What is being asked: The records that follow are to be given again exactly, with their pictures omitted.

Input data:
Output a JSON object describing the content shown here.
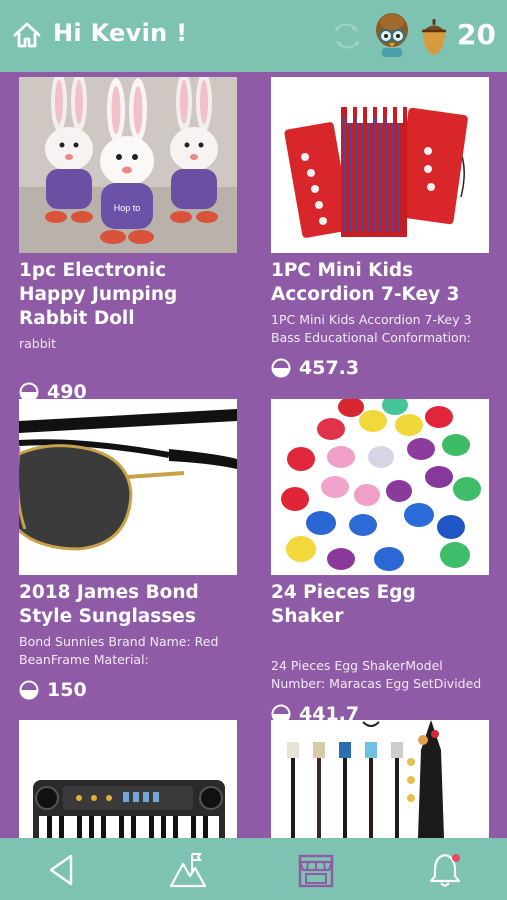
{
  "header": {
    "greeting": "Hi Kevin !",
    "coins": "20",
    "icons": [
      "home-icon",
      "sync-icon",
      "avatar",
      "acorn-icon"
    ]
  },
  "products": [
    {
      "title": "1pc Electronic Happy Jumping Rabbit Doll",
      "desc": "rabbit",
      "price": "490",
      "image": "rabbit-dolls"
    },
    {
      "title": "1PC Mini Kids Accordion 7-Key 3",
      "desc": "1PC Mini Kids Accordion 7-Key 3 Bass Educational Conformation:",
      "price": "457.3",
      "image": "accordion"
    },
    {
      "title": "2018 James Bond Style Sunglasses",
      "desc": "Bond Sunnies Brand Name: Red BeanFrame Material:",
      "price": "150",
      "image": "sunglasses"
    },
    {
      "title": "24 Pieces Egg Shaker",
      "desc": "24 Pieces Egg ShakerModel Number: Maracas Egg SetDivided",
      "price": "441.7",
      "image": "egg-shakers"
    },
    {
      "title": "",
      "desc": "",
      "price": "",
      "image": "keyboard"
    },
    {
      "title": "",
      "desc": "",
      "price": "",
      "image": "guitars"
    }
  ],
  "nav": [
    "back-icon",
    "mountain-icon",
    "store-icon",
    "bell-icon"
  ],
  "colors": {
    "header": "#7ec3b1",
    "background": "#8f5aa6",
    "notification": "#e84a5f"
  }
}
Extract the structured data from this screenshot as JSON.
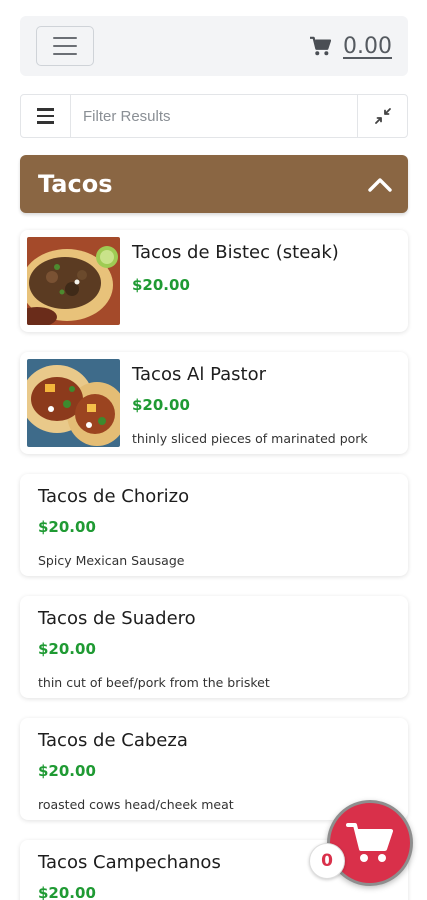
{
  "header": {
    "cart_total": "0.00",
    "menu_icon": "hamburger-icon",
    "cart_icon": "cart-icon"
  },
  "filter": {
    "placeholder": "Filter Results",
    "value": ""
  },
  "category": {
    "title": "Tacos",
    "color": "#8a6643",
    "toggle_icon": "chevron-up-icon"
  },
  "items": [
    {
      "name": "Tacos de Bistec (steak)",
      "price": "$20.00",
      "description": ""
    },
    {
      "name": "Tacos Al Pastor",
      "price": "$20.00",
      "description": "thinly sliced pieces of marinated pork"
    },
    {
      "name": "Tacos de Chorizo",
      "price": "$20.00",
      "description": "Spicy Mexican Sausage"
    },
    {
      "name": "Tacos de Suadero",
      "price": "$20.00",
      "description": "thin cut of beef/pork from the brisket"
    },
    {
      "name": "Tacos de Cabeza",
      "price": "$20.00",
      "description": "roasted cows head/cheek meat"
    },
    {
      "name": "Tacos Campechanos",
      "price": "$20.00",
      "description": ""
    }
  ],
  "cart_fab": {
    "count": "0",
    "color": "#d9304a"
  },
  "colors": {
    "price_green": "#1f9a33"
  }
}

Finished exercise:
Output a JSON object describing the content shown here.
{
  "header": {
    "greeting": "Hi Kevin !",
    "coins": "20",
    "icons": [
      "home-icon",
      "sync-icon",
      "avatar",
      "acorn-icon"
    ]
  },
  "products": [
    {
      "title": "1pc Electronic Happy Jumping Rabbit Doll",
      "desc": "rabbit",
      "price": "490",
      "image": "rabbit-dolls"
    },
    {
      "title": "1PC Mini Kids Accordion 7-Key 3",
      "desc": "1PC Mini Kids Accordion 7-Key 3 Bass Educational Conformation:",
      "price": "457.3",
      "image": "accordion"
    },
    {
      "title": "2018 James Bond Style Sunglasses",
      "desc": "Bond Sunnies Brand Name: Red BeanFrame Material:",
      "price": "150",
      "image": "sunglasses"
    },
    {
      "title": "24 Pieces Egg Shaker",
      "desc": "24 Pieces Egg ShakerModel Number: Maracas Egg SetDivided",
      "price": "441.7",
      "image": "egg-shakers"
    },
    {
      "title": "",
      "desc": "",
      "price": "",
      "image": "keyboard"
    },
    {
      "title": "",
      "desc": "",
      "price": "",
      "image": "guitars"
    }
  ],
  "nav": [
    "back-icon",
    "mountain-icon",
    "store-icon",
    "bell-icon"
  ],
  "colors": {
    "header": "#7ec3b1",
    "background": "#8f5aa6",
    "notification": "#e84a5f"
  }
}
Extract the structured data from this screenshot as JSON.
{
  "header": {
    "cart_total": "0.00",
    "menu_icon": "hamburger-icon",
    "cart_icon": "cart-icon"
  },
  "filter": {
    "placeholder": "Filter Results",
    "value": ""
  },
  "category": {
    "title": "Tacos",
    "color": "#8a6643",
    "toggle_icon": "chevron-up-icon"
  },
  "items": [
    {
      "name": "Tacos de Bistec (steak)",
      "price": "$20.00",
      "description": ""
    },
    {
      "name": "Tacos Al Pastor",
      "price": "$20.00",
      "description": "thinly sliced pieces of marinated pork"
    },
    {
      "name": "Tacos de Chorizo",
      "price": "$20.00",
      "description": "Spicy Mexican Sausage"
    },
    {
      "name": "Tacos de Suadero",
      "price": "$20.00",
      "description": "thin cut of beef/pork from the brisket"
    },
    {
      "name": "Tacos de Cabeza",
      "price": "$20.00",
      "description": "roasted cows head/cheek meat"
    },
    {
      "name": "Tacos Campechanos",
      "price": "$20.00",
      "description": ""
    }
  ],
  "cart_fab": {
    "count": "0",
    "color": "#d9304a"
  },
  "colors": {
    "price_green": "#1f9a33"
  }
}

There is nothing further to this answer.